In this month’s newsletter, we take a look at the launch of Meta’s new text-based conversation platform, Threads, and how brands can best understand its evolution and position themselves to make the most of this new, growing, and potentially powerful space.
Where we stand today
On July 5, Meta released Threads, its new text-based conversation platform couched in the existing Instagram model. The release was a monstrous success, notably becoming the fastest app to reach 100 million downloads and to eventually surpass 150 million users, indicating that a huge share of the population has been eagerly awaiting a new public conversation platform, and an alternative to Twitter (or dare we say X?).
Among those who flocked to Threads were a bevy of high profile influencers and celebrities, including sports figures like Shaquille O’Neal, journalists like Katie Couric, and comedians like Kathy Griffin, lending Threads a legitimacy that other Twitter clones have failed to generate. Major brands, too, have joined the everyday user and the high profile personality to indicate that Threads is a promising platform for online influencer marketing.
Even so, since its launch, Threads has seen a notable decline from roughly 49 million daily users as of July 7 to 23.6 million just one week later. So is Threads really here to stay, and if so, is it a worthwhile investment for brands?
The answer is a clear yes, and here are a few reasons why.

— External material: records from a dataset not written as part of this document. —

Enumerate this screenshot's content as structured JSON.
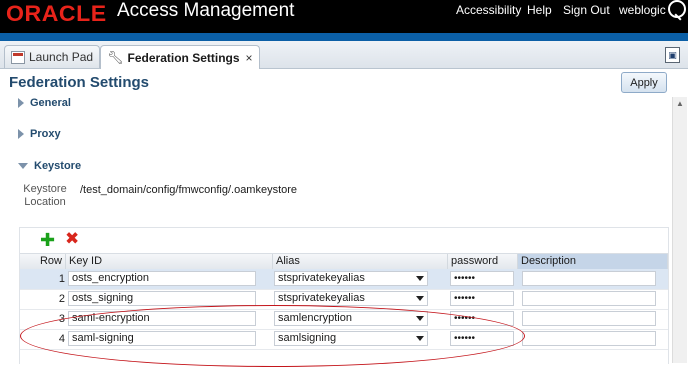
{
  "header": {
    "logo": "ORACLE",
    "product": "Access Management",
    "links": [
      "Accessibility",
      "Help",
      "Sign Out",
      "weblogic"
    ]
  },
  "tabs": [
    {
      "label": "Launch Pad"
    },
    {
      "label": "Federation Settings",
      "close": "×"
    }
  ],
  "page": {
    "title": "Federation Settings",
    "apply_label": "Apply"
  },
  "sections": {
    "general": "General",
    "proxy": "Proxy",
    "keystore": "Keystore"
  },
  "keystore": {
    "location_label_line1": "Keystore",
    "location_label_line2": "Location",
    "location_value": "/test_domain/config/fmwconfig/.oamkeystore"
  },
  "table": {
    "columns": [
      "Row",
      "Key ID",
      "Alias",
      "password",
      "Description"
    ],
    "rows": [
      {
        "row": "1",
        "key_id": "osts_encryption",
        "alias": "stsprivatekeyalias",
        "password": "••••••",
        "description": ""
      },
      {
        "row": "2",
        "key_id": "osts_signing",
        "alias": "stsprivatekeyalias",
        "password": "••••••",
        "description": ""
      },
      {
        "row": "3",
        "key_id": "saml-encryption",
        "alias": "samlencryption",
        "password": "••••••",
        "description": ""
      },
      {
        "row": "4",
        "key_id": "saml-signing",
        "alias": "samlsigning",
        "password": "••••••",
        "description": ""
      }
    ]
  },
  "colors": {
    "banner": "#000000",
    "accent_bar": "#0b5fa6",
    "title": "#234b6e",
    "highlight_oval": "#c4161c",
    "selected_row": "#dbe6f3"
  },
  "icons": {
    "add": "plus-icon",
    "delete": "delete-icon"
  }
}
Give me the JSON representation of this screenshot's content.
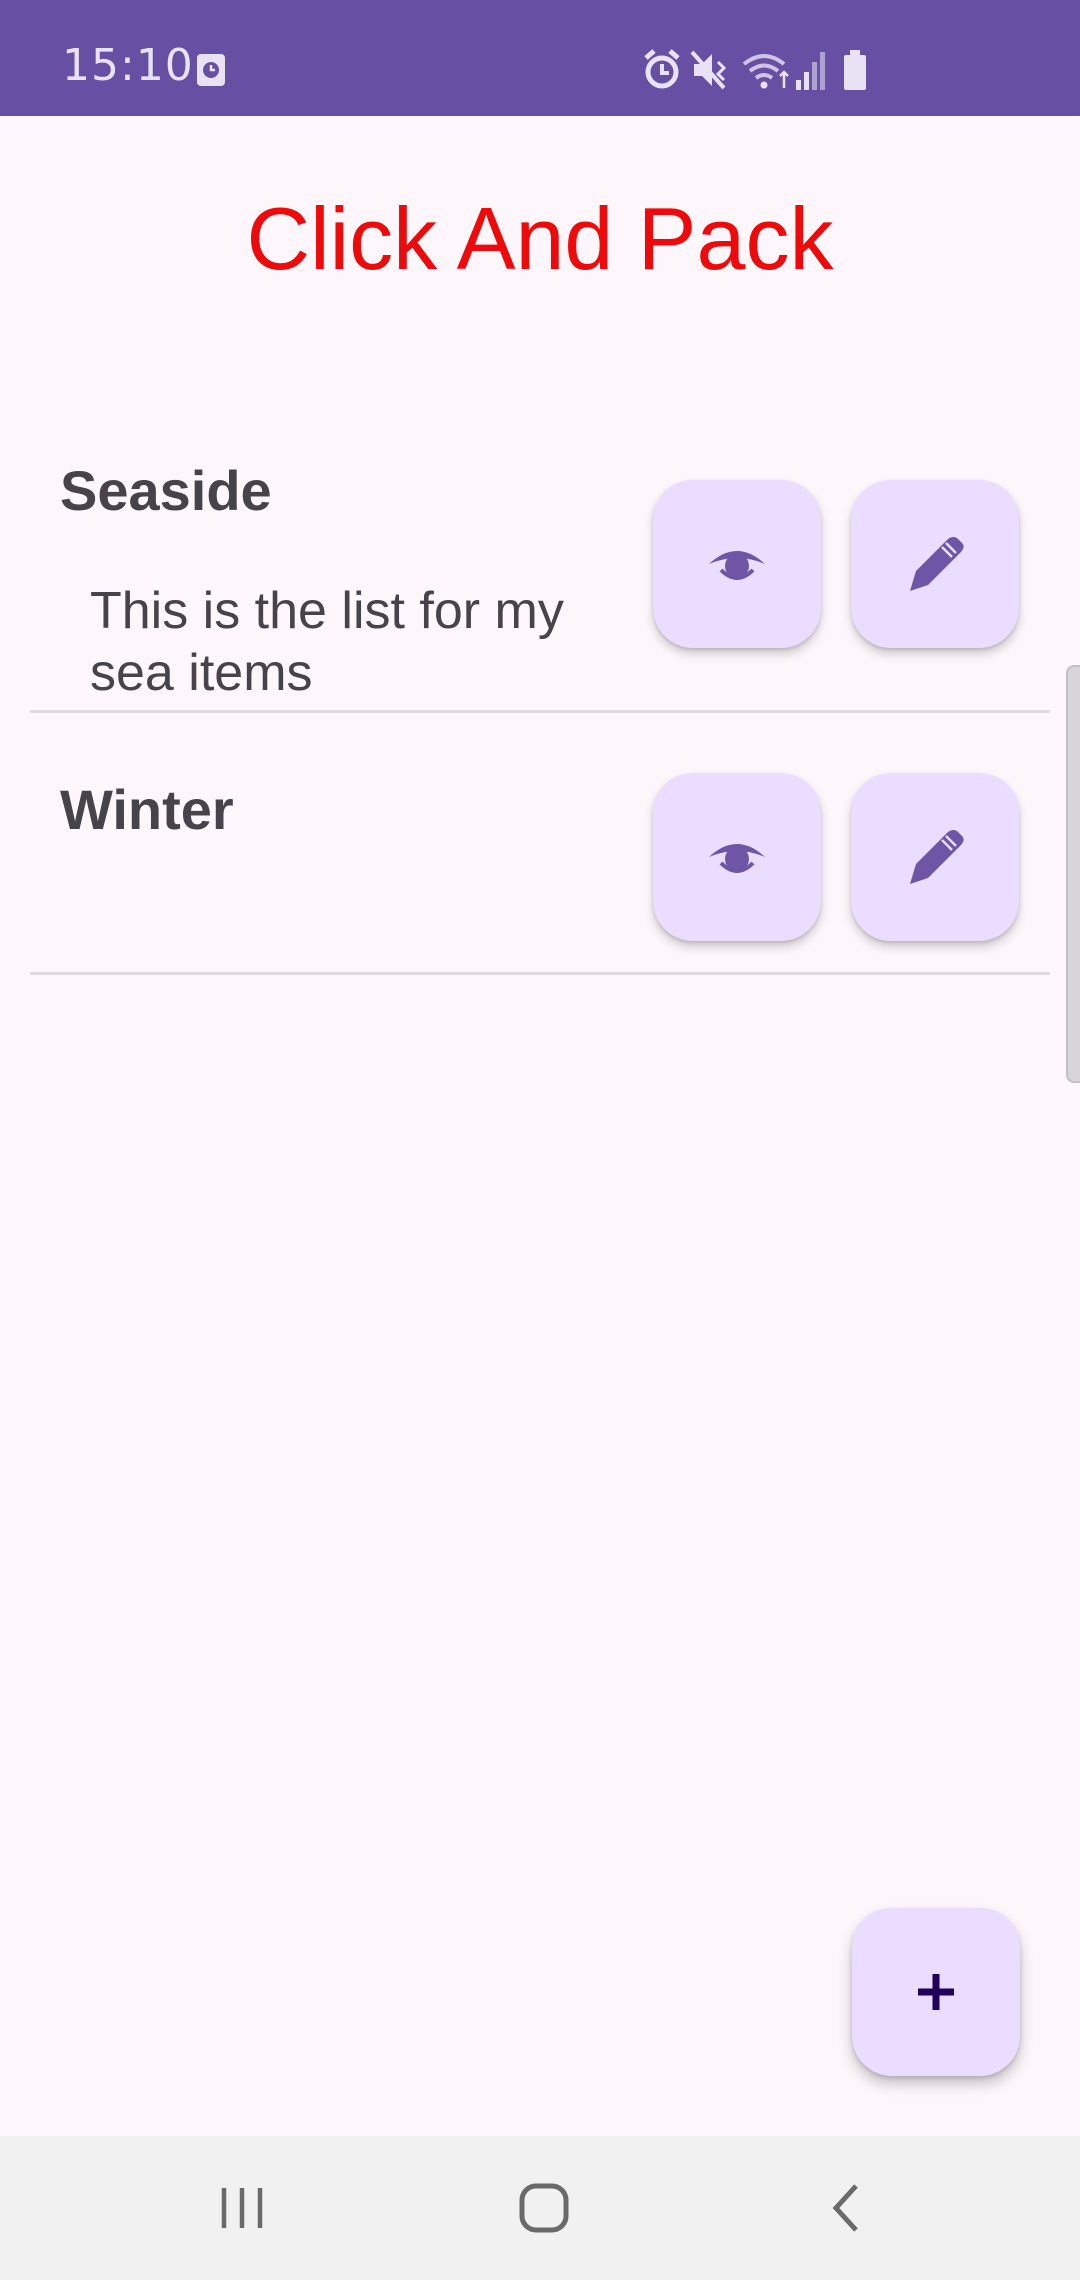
{
  "status_bar": {
    "time": "15:10",
    "icons": [
      "clock-badge-icon",
      "alarm-icon",
      "vibrate-mute-icon",
      "wifi-icon",
      "signal-icon",
      "battery-icon"
    ]
  },
  "app": {
    "title": "Click And Pack",
    "title_color": "#EE0A0A",
    "accent_color": "#6750A4",
    "button_bg_color": "#EADDFF"
  },
  "lists": [
    {
      "title": "Seaside",
      "description": "This is the list for my sea items"
    },
    {
      "title": "Winter",
      "description": ""
    }
  ],
  "actions": {
    "view_icon": "eye-icon",
    "edit_icon": "pencil-icon",
    "add_icon": "plus-icon"
  },
  "nav_bar": {
    "buttons": [
      "recent-apps-icon",
      "home-icon",
      "back-icon"
    ]
  }
}
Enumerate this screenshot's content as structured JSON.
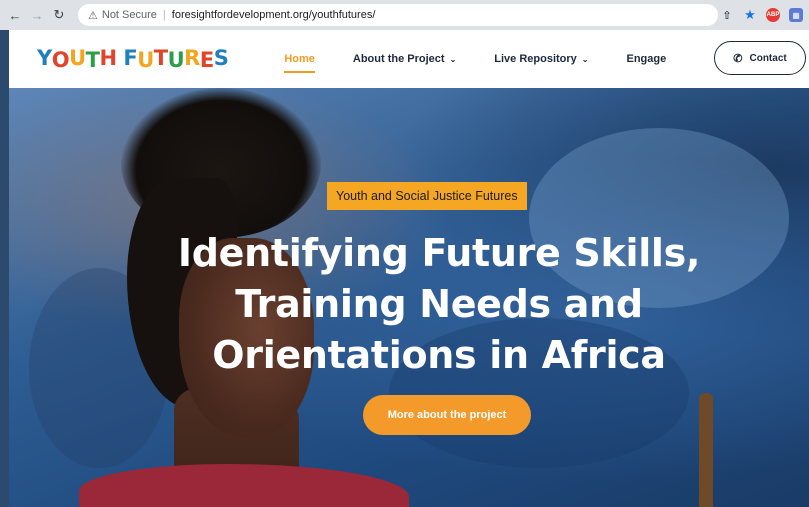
{
  "browser": {
    "security_label": "Not Secure",
    "url": "foresightfordevelopment.org/youthfutures/"
  },
  "site": {
    "logo_letters": [
      {
        "ch": "Y",
        "color": "#1f7fbf"
      },
      {
        "ch": "O",
        "color": "#e0452b"
      },
      {
        "ch": "U",
        "color": "#f2a51e"
      },
      {
        "ch": "T",
        "color": "#2b9e4a"
      },
      {
        "ch": "H",
        "color": "#e0452b"
      },
      {
        "ch": " ",
        "color": "#000000"
      },
      {
        "ch": "F",
        "color": "#1f7fbf"
      },
      {
        "ch": "U",
        "color": "#f2a51e"
      },
      {
        "ch": "T",
        "color": "#e0452b"
      },
      {
        "ch": "U",
        "color": "#2b9e4a"
      },
      {
        "ch": "R",
        "color": "#f2a51e"
      },
      {
        "ch": "E",
        "color": "#e0452b"
      },
      {
        "ch": "S",
        "color": "#1f7fbf"
      }
    ],
    "nav": {
      "home": "Home",
      "about": "About the Project",
      "repository": "Live Repository",
      "engage": "Engage"
    },
    "contact_label": "Contact",
    "accent_color": "#f29b21"
  },
  "hero": {
    "badge": "Youth and Social Justice Futures",
    "headline_line1": "Identifying Future Skills,",
    "headline_line2": "Training Needs and",
    "headline_line3": "Orientations in Africa",
    "cta_label": "More about the project"
  }
}
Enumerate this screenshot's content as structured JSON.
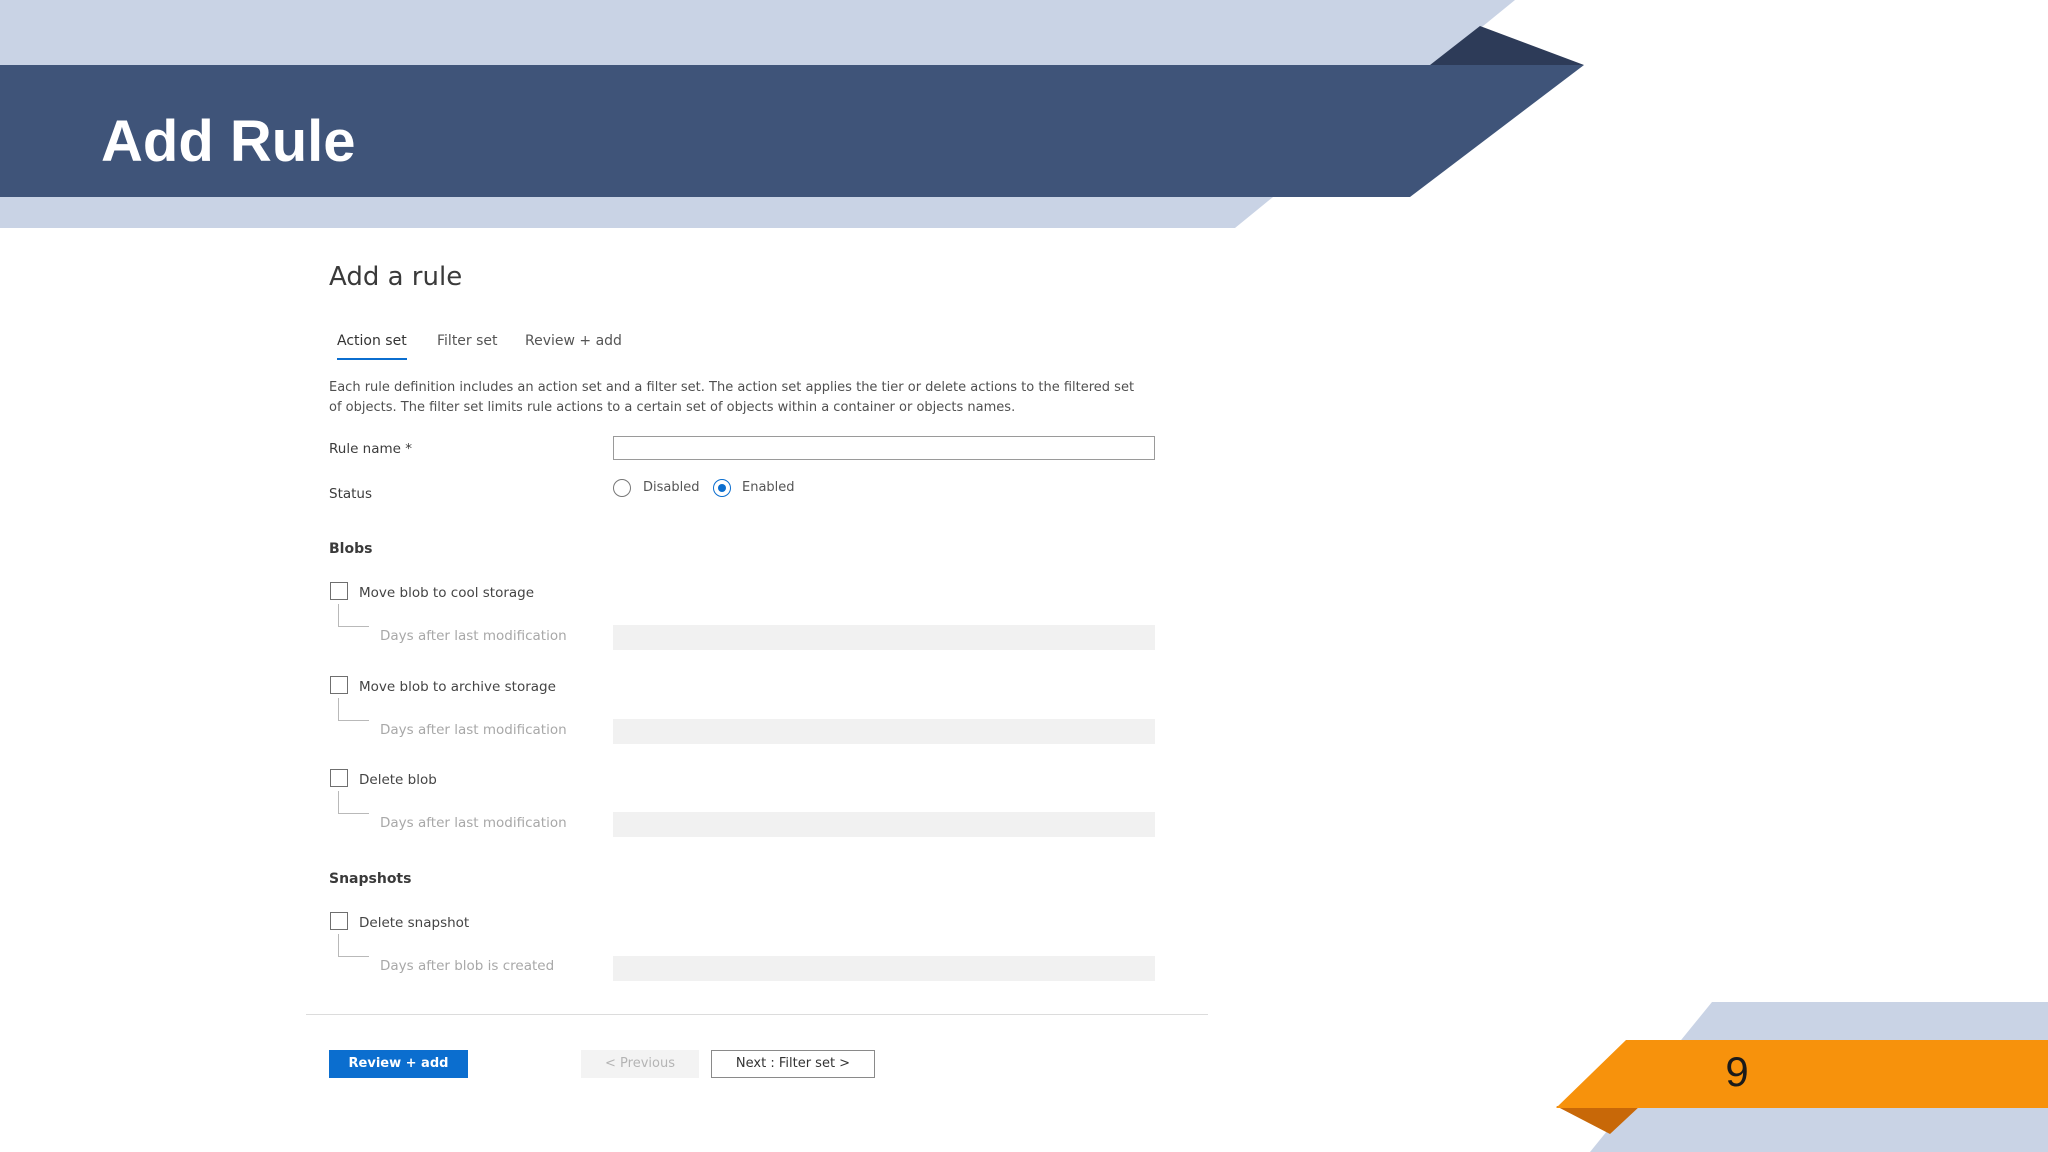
{
  "slide": {
    "title": "Add Rule",
    "page_number": "9",
    "colors": {
      "banner_dark": "#3f5479",
      "banner_light": "#c9d3e5",
      "banner_shadow": "#2d3b58",
      "accent_orange": "#f7920c",
      "accent_orange_dark": "#c86808"
    }
  },
  "panel": {
    "title": "Add a rule",
    "tabs": [
      {
        "label": "Action set",
        "active": true
      },
      {
        "label": "Filter set",
        "active": false
      },
      {
        "label": "Review + add",
        "active": false
      }
    ],
    "description": "Each rule definition includes an action set and a filter set. The action set applies the tier or delete actions to the filtered set of objects. The filter set limits rule actions to a certain set of objects within a container or objects names.",
    "rule_name": {
      "label": "Rule name *",
      "value": ""
    },
    "status": {
      "label": "Status",
      "options": [
        {
          "label": "Disabled",
          "selected": false
        },
        {
          "label": "Enabled",
          "selected": true
        }
      ]
    },
    "blobs": {
      "label": "Blobs",
      "items": [
        {
          "label": "Move blob to cool storage",
          "checked": false,
          "sub_label": "Days after last modification"
        },
        {
          "label": "Move blob to archive storage",
          "checked": false,
          "sub_label": "Days after last modification"
        },
        {
          "label": "Delete blob",
          "checked": false,
          "sub_label": "Days after last modification"
        }
      ]
    },
    "snapshots": {
      "label": "Snapshots",
      "items": [
        {
          "label": "Delete snapshot",
          "checked": false,
          "sub_label": "Days after blob is created"
        }
      ]
    },
    "footer": {
      "review_add": "Review + add",
      "previous": "< Previous",
      "next": "Next : Filter set >"
    },
    "colors": {
      "accent": "#0b6ecf"
    }
  }
}
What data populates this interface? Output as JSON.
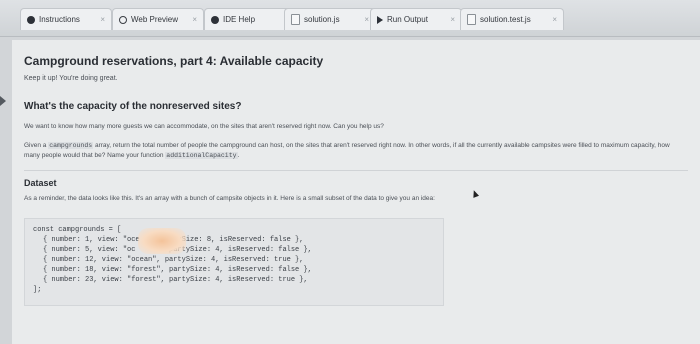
{
  "tabs": [
    {
      "label": "Instructions",
      "icon": "info-icon"
    },
    {
      "label": "Web Preview",
      "icon": "globe-icon"
    },
    {
      "label": "IDE Help",
      "icon": "info-icon"
    },
    {
      "label": "solution.js",
      "icon": "file-icon"
    },
    {
      "label": "Run Output",
      "icon": "play-icon"
    },
    {
      "label": "solution.test.js",
      "icon": "file-icon"
    }
  ],
  "close_glyph": "×",
  "content": {
    "title": "Campground reservations, part 4: Available capacity",
    "subtitle": "Keep it up! You're doing great.",
    "question_heading": "What's the capacity of the nonreserved sites?",
    "intro": "We want to know how many more guests we can accommodate, on the sites that aren't reserved right now. Can you help us?",
    "task_prefix": "Given a",
    "task_code1": "campgrounds",
    "task_middle": "array, return the total number of people the campground can host, on the sites that aren't reserved right now. In other words, if all the currently available campsites were filled to maximum capacity, how many people would that be? Name your function",
    "task_code2": "additionalCapacity",
    "task_end": ".",
    "dataset_heading": "Dataset",
    "dataset_text": "As a reminder, the data looks like this. It's an array with a bunch of campsite objects in it. Here is a small subset of the data to give you an idea:"
  },
  "code": {
    "open": "const campgrounds = [",
    "rows": [
      "{ number: 1, view: \"oce      artySize: 8, isReserved: false },",
      "{ number: 5, view: \"oc        partySize: 4, isReserved: false },",
      "{ number: 12, view: \"ocean\", partySize: 4, isReserved: true },",
      "{ number: 18, view: \"forest\", partySize: 4, isReserved: false },",
      "{ number: 23, view: \"forest\", partySize: 4, isReserved: true },"
    ],
    "close": "];"
  }
}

At the cutting edge
First of all, Meta is fully committed to the success of the platform, with a goal of recruiting 200 million active users over the next year, and is pursuing this goal through a tiered rollout of new features including a desktop version, direct messaging, better follower discovery, and hashtags, all of which will eventually boost engagement and scale up the platform’s Daily Active Users and Time On App stats.
And while a drop of nearly 25 million active users over the course of a single week may seem daunting, Meta CEO Mark Zuckerberg recently commented (via a Threads post, of course) that he’s “very optimistic about how the Threads community is coming together. Early growth was off the charts, but more importantly, tens of millions of people now come back daily. That’s way ahead of what we expected.” The game plan seems to be that slow and steady wins the race.
It’s also difficult to ignore the ongoing very public and very messy decline of Twitter as the world’s leading platform for public exchange, and how well-poised Threads is to pick up the mantle that CEO Elon Musk seems determined to leave in the dust. According to Musk, in fact, Twitter’s ad revenue is down 50% and the company is hemorrhaging money. Rate limits continue to make the platform unfriendly or even unusable for many free and even paid users, and spam and bots continue to overwhelm the messaging experience.
So what does this mean for brands?
It means that Threads is ripe for positioning as a new direct communication and influencer marketing powerhouse, but only if you know how to prepare for and make the best use of it.
Current patterns show that most brands that have already adopted Threads are posting the same content on the new platform as they are on Twitter, but with shockingly higher rates of engagement on Threads – 1.32% on Threads vs. 0.01% on Twitter, even when the number of followers are relatively the same.
But Threads is a new platform, and as noted above, growth in audience can be gradual, so what about when the number of followers is vastly different?
Let’s take Oreo as an example: the world famous cookie company boasts 1 million followers on Twitter and a more modest but growing 201,000 on Threads. The company posts similar content on each platform, but receives an average of 1.7 times more comments and 2.1 times more Likes on Threads than on Twitter, despite the lower number of followers, and average engagement on each platform stands at 2.18% on Threads and a shockingly abysmal 0.2% on Twitter.
Threads’ direct relationship to Instagram is its strongest asset when it comes to being a viable platform for authentic online engagement and marketing, and People First is especially well-positioned to provide that guidance with our database of Creators who already have large and very active Instagram followings. These Creators can directly transfer their audiences from Instagram to Threads and scale up quickly, and in fact many already have.
The key takeaway is clear: Threads is likely here to stay, and People First has a valuable database of users who can make the most of it. We encourage you to get involved early, and let us help you make the most of a first-mover advantage in this growing space.
That’s the power of putting people first in your marketing.